** Opening Listed entries block **

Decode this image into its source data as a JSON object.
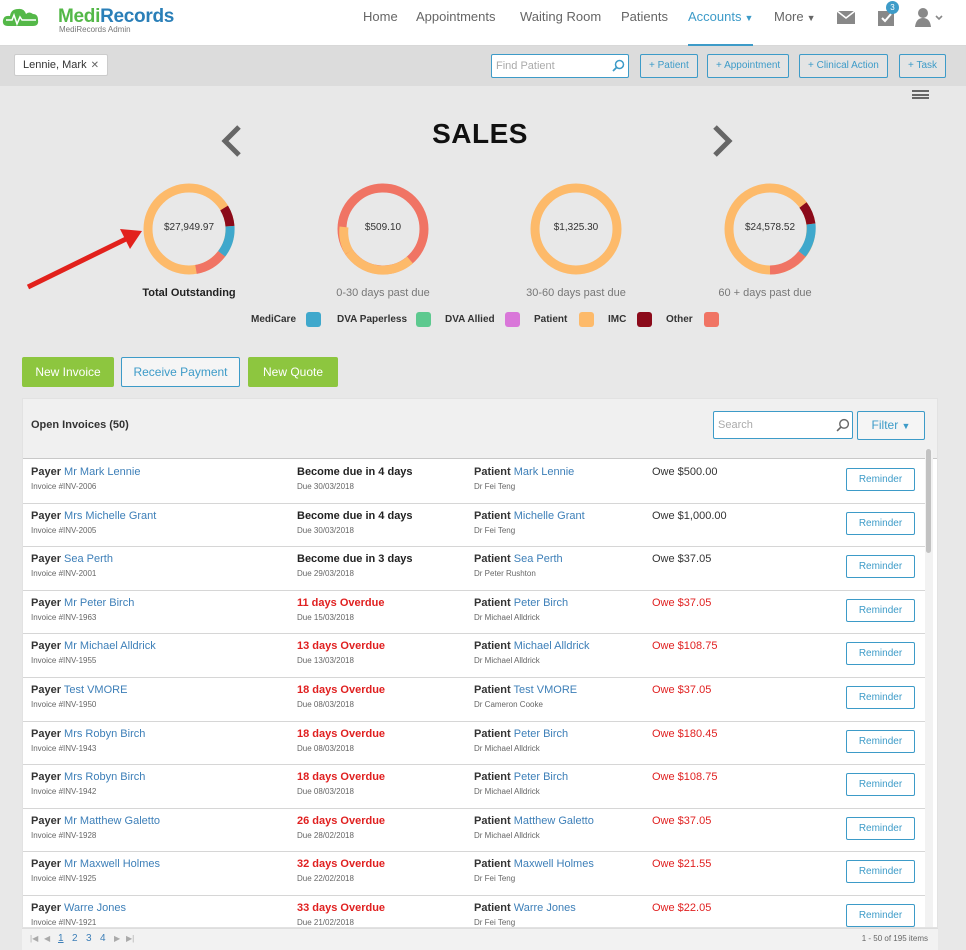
{
  "app": {
    "logo_brand_1": "Medi",
    "logo_brand_2": "Records",
    "logo_subtitle": "MediRecords Admin"
  },
  "nav": {
    "items": [
      "Home",
      "Appointments",
      "Waiting Room",
      "Patients",
      "Accounts",
      "More"
    ],
    "active": "Accounts",
    "tasks_badge": "3"
  },
  "subbar": {
    "patient_tag": "Lennie, Mark",
    "patient_tag_close": "✕",
    "find_patient_placeholder": "Find Patient",
    "add_patient": "+ Patient",
    "add_appointment": "+ Appointment",
    "add_clinical_action": "+ Clinical Action",
    "add_task": "+ Task"
  },
  "sales": {
    "title": "SALES",
    "cards": [
      {
        "value": "$27,949.97",
        "label": "Total Outstanding"
      },
      {
        "value": "$509.10",
        "label": "0-30 days past due"
      },
      {
        "value": "$1,325.30",
        "label": "30-60 days past due"
      },
      {
        "value": "$24,578.52",
        "label": "60 + days past due"
      }
    ],
    "legend": [
      {
        "label": "MediCare",
        "color": "#3fa8cc"
      },
      {
        "label": "DVA Paperless",
        "color": "#5dc98f"
      },
      {
        "label": "DVA Allied",
        "color": "#d977d9"
      },
      {
        "label": "Patient",
        "color": "#fdba6a"
      },
      {
        "label": "IMC",
        "color": "#8b0a1a"
      },
      {
        "label": "Other",
        "color": "#f07464"
      }
    ]
  },
  "actions": {
    "new_invoice": "New Invoice",
    "receive_payment": "Receive Payment",
    "new_quote": "New Quote"
  },
  "invoices": {
    "title": "Open Invoices (50)",
    "search_placeholder": "Search",
    "filter_label": "Filter",
    "payer_key": "Payer",
    "patient_key": "Patient",
    "reminder_label": "Reminder",
    "rows": [
      {
        "payer": "Mr Mark Lennie",
        "invoice": "Invoice #INV-2006",
        "status": "Become due in 4 days",
        "due": "Due 30/03/2018",
        "patient": "Mark Lennie",
        "doctor": "Dr Fei Teng",
        "owe": "Owe $500.00",
        "overdue": false
      },
      {
        "payer": "Mrs Michelle Grant",
        "invoice": "Invoice #INV-2005",
        "status": "Become due in 4 days",
        "due": "Due 30/03/2018",
        "patient": "Michelle Grant",
        "doctor": "Dr Fei Teng",
        "owe": "Owe $1,000.00",
        "overdue": false
      },
      {
        "payer": "Sea Perth",
        "invoice": "Invoice #INV-2001",
        "status": "Become due in 3 days",
        "due": "Due 29/03/2018",
        "patient": "Sea Perth",
        "doctor": "Dr Peter Rushton",
        "owe": "Owe $37.05",
        "overdue": false
      },
      {
        "payer": "Mr Peter Birch",
        "invoice": "Invoice #INV-1963",
        "status": "11 days Overdue",
        "due": "Due 15/03/2018",
        "patient": "Peter Birch",
        "doctor": "Dr Michael Alldrick",
        "owe": "Owe $37.05",
        "overdue": true
      },
      {
        "payer": "Mr Michael Alldrick",
        "invoice": "Invoice #INV-1955",
        "status": "13 days Overdue",
        "due": "Due 13/03/2018",
        "patient": "Michael Alldrick",
        "doctor": "Dr Michael Alldrick",
        "owe": "Owe $108.75",
        "overdue": true
      },
      {
        "payer": "Test VMORE",
        "invoice": "Invoice #INV-1950",
        "status": "18 days Overdue",
        "due": "Due 08/03/2018",
        "patient": "Test VMORE",
        "doctor": "Dr Cameron Cooke",
        "owe": "Owe $37.05",
        "overdue": true
      },
      {
        "payer": "Mrs Robyn Birch",
        "invoice": "Invoice #INV-1943",
        "status": "18 days Overdue",
        "due": "Due 08/03/2018",
        "patient": "Peter Birch",
        "doctor": "Dr Michael Alldrick",
        "owe": "Owe $180.45",
        "overdue": true
      },
      {
        "payer": "Mrs Robyn Birch",
        "invoice": "Invoice #INV-1942",
        "status": "18 days Overdue",
        "due": "Due 08/03/2018",
        "patient": "Peter Birch",
        "doctor": "Dr Michael Alldrick",
        "owe": "Owe $108.75",
        "overdue": true
      },
      {
        "payer": "Mr Matthew Galetto",
        "invoice": "Invoice #INV-1928",
        "status": "26 days Overdue",
        "due": "Due 28/02/2018",
        "patient": "Matthew Galetto",
        "doctor": "Dr Michael Alldrick",
        "owe": "Owe $37.05",
        "overdue": true
      },
      {
        "payer": "Mr Maxwell Holmes",
        "invoice": "Invoice #INV-1925",
        "status": "32 days Overdue",
        "due": "Due 22/02/2018",
        "patient": "Maxwell Holmes",
        "doctor": "Dr Fei Teng",
        "owe": "Owe $21.55",
        "overdue": true
      },
      {
        "payer": "Warre Jones",
        "invoice": "Invoice #INV-1921",
        "status": "33 days Overdue",
        "due": "Due 21/02/2018",
        "patient": "Warre Jones",
        "doctor": "Dr Fei Teng",
        "owe": "Owe $22.05",
        "overdue": true
      }
    ]
  },
  "pager": {
    "pages": [
      "1",
      "2",
      "3",
      "4"
    ],
    "current": "1",
    "info": "1 - 50 of 195 items"
  }
}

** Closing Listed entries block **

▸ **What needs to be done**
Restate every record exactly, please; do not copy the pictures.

▸ **Answer space**
Decode this image into its source data as a JSON object.
{
  "app": {
    "logo_brand_1": "Medi",
    "logo_brand_2": "Records",
    "logo_subtitle": "MediRecords Admin"
  },
  "nav": {
    "items": [
      "Home",
      "Appointments",
      "Waiting Room",
      "Patients",
      "Accounts",
      "More"
    ],
    "active": "Accounts",
    "tasks_badge": "3"
  },
  "subbar": {
    "patient_tag": "Lennie, Mark",
    "patient_tag_close": "✕",
    "find_patient_placeholder": "Find Patient",
    "add_patient": "+ Patient",
    "add_appointment": "+ Appointment",
    "add_clinical_action": "+ Clinical Action",
    "add_task": "+ Task"
  },
  "sales": {
    "title": "SALES",
    "cards": [
      {
        "value": "$27,949.97",
        "label": "Total Outstanding"
      },
      {
        "value": "$509.10",
        "label": "0-30 days past due"
      },
      {
        "value": "$1,325.30",
        "label": "30-60 days past due"
      },
      {
        "value": "$24,578.52",
        "label": "60 + days past due"
      }
    ],
    "legend": [
      {
        "label": "MediCare",
        "color": "#3fa8cc"
      },
      {
        "label": "DVA Paperless",
        "color": "#5dc98f"
      },
      {
        "label": "DVA Allied",
        "color": "#d977d9"
      },
      {
        "label": "Patient",
        "color": "#fdba6a"
      },
      {
        "label": "IMC",
        "color": "#8b0a1a"
      },
      {
        "label": "Other",
        "color": "#f07464"
      }
    ]
  },
  "actions": {
    "new_invoice": "New Invoice",
    "receive_payment": "Receive Payment",
    "new_quote": "New Quote"
  },
  "invoices": {
    "title": "Open Invoices (50)",
    "search_placeholder": "Search",
    "filter_label": "Filter",
    "payer_key": "Payer",
    "patient_key": "Patient",
    "reminder_label": "Reminder",
    "rows": [
      {
        "payer": "Mr Mark Lennie",
        "invoice": "Invoice #INV-2006",
        "status": "Become due in 4 days",
        "due": "Due 30/03/2018",
        "patient": "Mark Lennie",
        "doctor": "Dr Fei Teng",
        "owe": "Owe $500.00",
        "overdue": false
      },
      {
        "payer": "Mrs Michelle Grant",
        "invoice": "Invoice #INV-2005",
        "status": "Become due in 4 days",
        "due": "Due 30/03/2018",
        "patient": "Michelle Grant",
        "doctor": "Dr Fei Teng",
        "owe": "Owe $1,000.00",
        "overdue": false
      },
      {
        "payer": "Sea Perth",
        "invoice": "Invoice #INV-2001",
        "status": "Become due in 3 days",
        "due": "Due 29/03/2018",
        "patient": "Sea Perth",
        "doctor": "Dr Peter Rushton",
        "owe": "Owe $37.05",
        "overdue": false
      },
      {
        "payer": "Mr Peter Birch",
        "invoice": "Invoice #INV-1963",
        "status": "11 days Overdue",
        "due": "Due 15/03/2018",
        "patient": "Peter Birch",
        "doctor": "Dr Michael Alldrick",
        "owe": "Owe $37.05",
        "overdue": true
      },
      {
        "payer": "Mr Michael Alldrick",
        "invoice": "Invoice #INV-1955",
        "status": "13 days Overdue",
        "due": "Due 13/03/2018",
        "patient": "Michael Alldrick",
        "doctor": "Dr Michael Alldrick",
        "owe": "Owe $108.75",
        "overdue": true
      },
      {
        "payer": "Test VMORE",
        "invoice": "Invoice #INV-1950",
        "status": "18 days Overdue",
        "due": "Due 08/03/2018",
        "patient": "Test VMORE",
        "doctor": "Dr Cameron Cooke",
        "owe": "Owe $37.05",
        "overdue": true
      },
      {
        "payer": "Mrs Robyn Birch",
        "invoice": "Invoice #INV-1943",
        "status": "18 days Overdue",
        "due": "Due 08/03/2018",
        "patient": "Peter Birch",
        "doctor": "Dr Michael Alldrick",
        "owe": "Owe $180.45",
        "overdue": true
      },
      {
        "payer": "Mrs Robyn Birch",
        "invoice": "Invoice #INV-1942",
        "status": "18 days Overdue",
        "due": "Due 08/03/2018",
        "patient": "Peter Birch",
        "doctor": "Dr Michael Alldrick",
        "owe": "Owe $108.75",
        "overdue": true
      },
      {
        "payer": "Mr Matthew Galetto",
        "invoice": "Invoice #INV-1928",
        "status": "26 days Overdue",
        "due": "Due 28/02/2018",
        "patient": "Matthew Galetto",
        "doctor": "Dr Michael Alldrick",
        "owe": "Owe $37.05",
        "overdue": true
      },
      {
        "payer": "Mr Maxwell Holmes",
        "invoice": "Invoice #INV-1925",
        "status": "32 days Overdue",
        "due": "Due 22/02/2018",
        "patient": "Maxwell Holmes",
        "doctor": "Dr Fei Teng",
        "owe": "Owe $21.55",
        "overdue": true
      },
      {
        "payer": "Warre Jones",
        "invoice": "Invoice #INV-1921",
        "status": "33 days Overdue",
        "due": "Due 21/02/2018",
        "patient": "Warre Jones",
        "doctor": "Dr Fei Teng",
        "owe": "Owe $22.05",
        "overdue": true
      }
    ]
  },
  "pager": {
    "pages": [
      "1",
      "2",
      "3",
      "4"
    ],
    "current": "1",
    "info": "1 - 50 of 195 items"
  }
}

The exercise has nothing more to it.